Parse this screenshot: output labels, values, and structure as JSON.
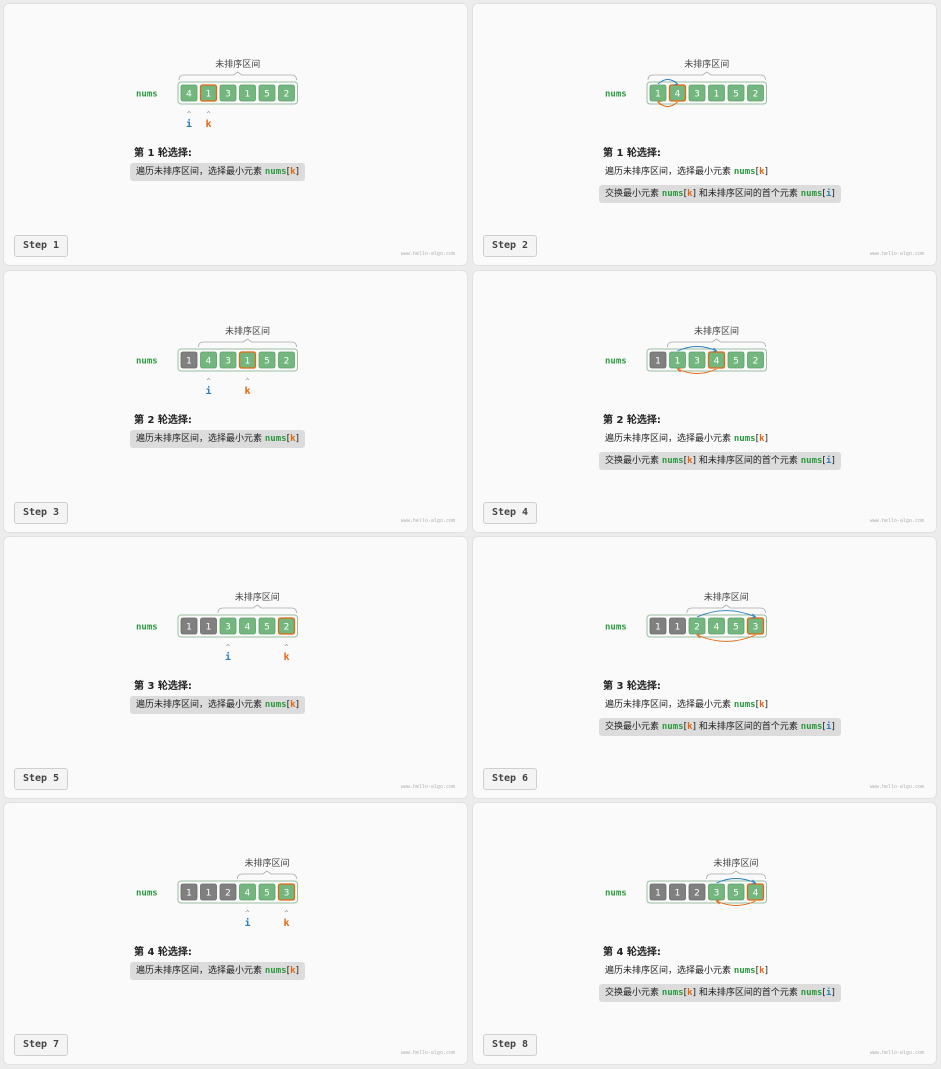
{
  "watermark": "www.hello-algo.com",
  "labels": {
    "unsorted": "未排序区间",
    "nums": "nums",
    "i": "i",
    "k": "k",
    "round_prefix": "第",
    "round_suffix": "轮选择:",
    "traverse": "遍历未排序区间，选择最小元素",
    "swap_a": "交换最小元素",
    "swap_b": "和未排序区间的首个元素",
    "nums_code": "nums",
    "lb": "[",
    "rb": "]"
  },
  "colors": {
    "sorted": "#808080",
    "unsorted": "#73b77f",
    "accent_green": "#2b9a3e",
    "accent_orange": "#e4670f",
    "accent_blue": "#2a7fbd"
  },
  "steps": [
    {
      "label": "Step 1",
      "round": "1",
      "array": [
        "4",
        "1",
        "3",
        "1",
        "5",
        "2"
      ],
      "sorted": 0,
      "i": 0,
      "k": 1,
      "swap": false
    },
    {
      "label": "Step 2",
      "round": "1",
      "array": [
        "1",
        "4",
        "3",
        "1",
        "5",
        "2"
      ],
      "sorted": 0,
      "i": 0,
      "k": 1,
      "swap": true
    },
    {
      "label": "Step 3",
      "round": "2",
      "array": [
        "1",
        "4",
        "3",
        "1",
        "5",
        "2"
      ],
      "sorted": 1,
      "i": 1,
      "k": 3,
      "swap": false
    },
    {
      "label": "Step 4",
      "round": "2",
      "array": [
        "1",
        "1",
        "3",
        "4",
        "5",
        "2"
      ],
      "sorted": 1,
      "i": 1,
      "k": 3,
      "swap": true
    },
    {
      "label": "Step 5",
      "round": "3",
      "array": [
        "1",
        "1",
        "3",
        "4",
        "5",
        "2"
      ],
      "sorted": 2,
      "i": 2,
      "k": 5,
      "swap": false
    },
    {
      "label": "Step 6",
      "round": "3",
      "array": [
        "1",
        "1",
        "2",
        "4",
        "5",
        "3"
      ],
      "sorted": 2,
      "i": 2,
      "k": 5,
      "swap": true
    },
    {
      "label": "Step 7",
      "round": "4",
      "array": [
        "1",
        "1",
        "2",
        "4",
        "5",
        "3"
      ],
      "sorted": 3,
      "i": 3,
      "k": 5,
      "swap": false
    },
    {
      "label": "Step 8",
      "round": "4",
      "array": [
        "1",
        "1",
        "2",
        "3",
        "5",
        "4"
      ],
      "sorted": 3,
      "i": 3,
      "k": 5,
      "swap": true
    }
  ]
}
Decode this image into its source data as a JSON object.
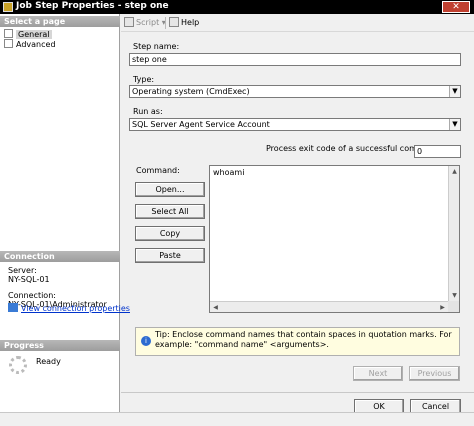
{
  "window": {
    "title": "Job Step Properties - step one",
    "close_label": "✕"
  },
  "left_pane": {
    "select_page_header": "Select a page",
    "pages": [
      {
        "label": "General",
        "icon": "page-icon"
      },
      {
        "label": "Advanced",
        "icon": "page-icon"
      }
    ],
    "connection_header": "Connection",
    "server_label": "Server:",
    "server_value": "NY-SQL-01",
    "connection_label": "Connection:",
    "connection_value": "NY-SQL-01\\Administrator",
    "view_connection_link": "View connection properties",
    "progress_header": "Progress",
    "progress_status": "Ready"
  },
  "toolbar": {
    "script_label": "Script",
    "script_dropdown": "▾",
    "help_label": "Help"
  },
  "form": {
    "step_name_label": "Step name:",
    "step_name_value": "step one",
    "type_label": "Type:",
    "type_value": "Operating system (CmdExec)",
    "run_as_label": "Run as:",
    "run_as_value": "SQL Server Agent Service Account",
    "exit_code_label": "Process exit code of a successful command:",
    "exit_code_value": "0",
    "command_label": "Command:",
    "command_value": "whoami",
    "buttons": {
      "open": "Open...",
      "select_all": "Select All",
      "copy": "Copy",
      "paste": "Paste"
    },
    "tip": "Tip: Enclose command names that contain spaces in quotation marks. For example: \"command name\" <arguments>.",
    "next_label": "Next",
    "previous_label": "Previous"
  },
  "footer": {
    "ok_label": "OK",
    "cancel_label": "Cancel"
  }
}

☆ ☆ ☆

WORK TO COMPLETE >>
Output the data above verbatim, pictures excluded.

OUTPUT OF THE EXERCISE >>
Parse this screenshot: output labels, values, and structure as JSON.
{
  "watermark": "www.hello-algo.com",
  "labels": {
    "unsorted": "未排序区间",
    "nums": "nums",
    "i": "i",
    "k": "k",
    "round_prefix": "第",
    "round_suffix": "轮选择:",
    "traverse": "遍历未排序区间，选择最小元素",
    "swap_a": "交换最小元素",
    "swap_b": "和未排序区间的首个元素",
    "nums_code": "nums",
    "lb": "[",
    "rb": "]"
  },
  "colors": {
    "sorted": "#808080",
    "unsorted": "#73b77f",
    "accent_green": "#2b9a3e",
    "accent_orange": "#e4670f",
    "accent_blue": "#2a7fbd"
  },
  "steps": [
    {
      "label": "Step 1",
      "round": "1",
      "array": [
        "4",
        "1",
        "3",
        "1",
        "5",
        "2"
      ],
      "sorted": 0,
      "i": 0,
      "k": 1,
      "swap": false
    },
    {
      "label": "Step 2",
      "round": "1",
      "array": [
        "1",
        "4",
        "3",
        "1",
        "5",
        "2"
      ],
      "sorted": 0,
      "i": 0,
      "k": 1,
      "swap": true
    },
    {
      "label": "Step 3",
      "round": "2",
      "array": [
        "1",
        "4",
        "3",
        "1",
        "5",
        "2"
      ],
      "sorted": 1,
      "i": 1,
      "k": 3,
      "swap": false
    },
    {
      "label": "Step 4",
      "round": "2",
      "array": [
        "1",
        "1",
        "3",
        "4",
        "5",
        "2"
      ],
      "sorted": 1,
      "i": 1,
      "k": 3,
      "swap": true
    },
    {
      "label": "Step 5",
      "round": "3",
      "array": [
        "1",
        "1",
        "3",
        "4",
        "5",
        "2"
      ],
      "sorted": 2,
      "i": 2,
      "k": 5,
      "swap": false
    },
    {
      "label": "Step 6",
      "round": "3",
      "array": [
        "1",
        "1",
        "2",
        "4",
        "5",
        "3"
      ],
      "sorted": 2,
      "i": 2,
      "k": 5,
      "swap": true
    },
    {
      "label": "Step 7",
      "round": "4",
      "array": [
        "1",
        "1",
        "2",
        "4",
        "5",
        "3"
      ],
      "sorted": 3,
      "i": 3,
      "k": 5,
      "swap": false
    },
    {
      "label": "Step 8",
      "round": "4",
      "array": [
        "1",
        "1",
        "2",
        "3",
        "5",
        "4"
      ],
      "sorted": 3,
      "i": 3,
      "k": 5,
      "swap": true
    }
  ]
}
Decode this image into its source data as a JSON object.
{
  "window": {
    "title": "Job Step Properties - step one",
    "close_label": "✕"
  },
  "left_pane": {
    "select_page_header": "Select a page",
    "pages": [
      {
        "label": "General",
        "icon": "page-icon"
      },
      {
        "label": "Advanced",
        "icon": "page-icon"
      }
    ],
    "connection_header": "Connection",
    "server_label": "Server:",
    "server_value": "NY-SQL-01",
    "connection_label": "Connection:",
    "connection_value": "NY-SQL-01\\Administrator",
    "view_connection_link": "View connection properties",
    "progress_header": "Progress",
    "progress_status": "Ready"
  },
  "toolbar": {
    "script_label": "Script",
    "script_dropdown": "▾",
    "help_label": "Help"
  },
  "form": {
    "step_name_label": "Step name:",
    "step_name_value": "step one",
    "type_label": "Type:",
    "type_value": "Operating system (CmdExec)",
    "run_as_label": "Run as:",
    "run_as_value": "SQL Server Agent Service Account",
    "exit_code_label": "Process exit code of a successful command:",
    "exit_code_value": "0",
    "command_label": "Command:",
    "command_value": "whoami",
    "buttons": {
      "open": "Open...",
      "select_all": "Select All",
      "copy": "Copy",
      "paste": "Paste"
    },
    "tip": "Tip: Enclose command names that contain spaces in quotation marks. For example: \"command name\" <arguments>.",
    "next_label": "Next",
    "previous_label": "Previous"
  },
  "footer": {
    "ok_label": "OK",
    "cancel_label": "Cancel"
  }
}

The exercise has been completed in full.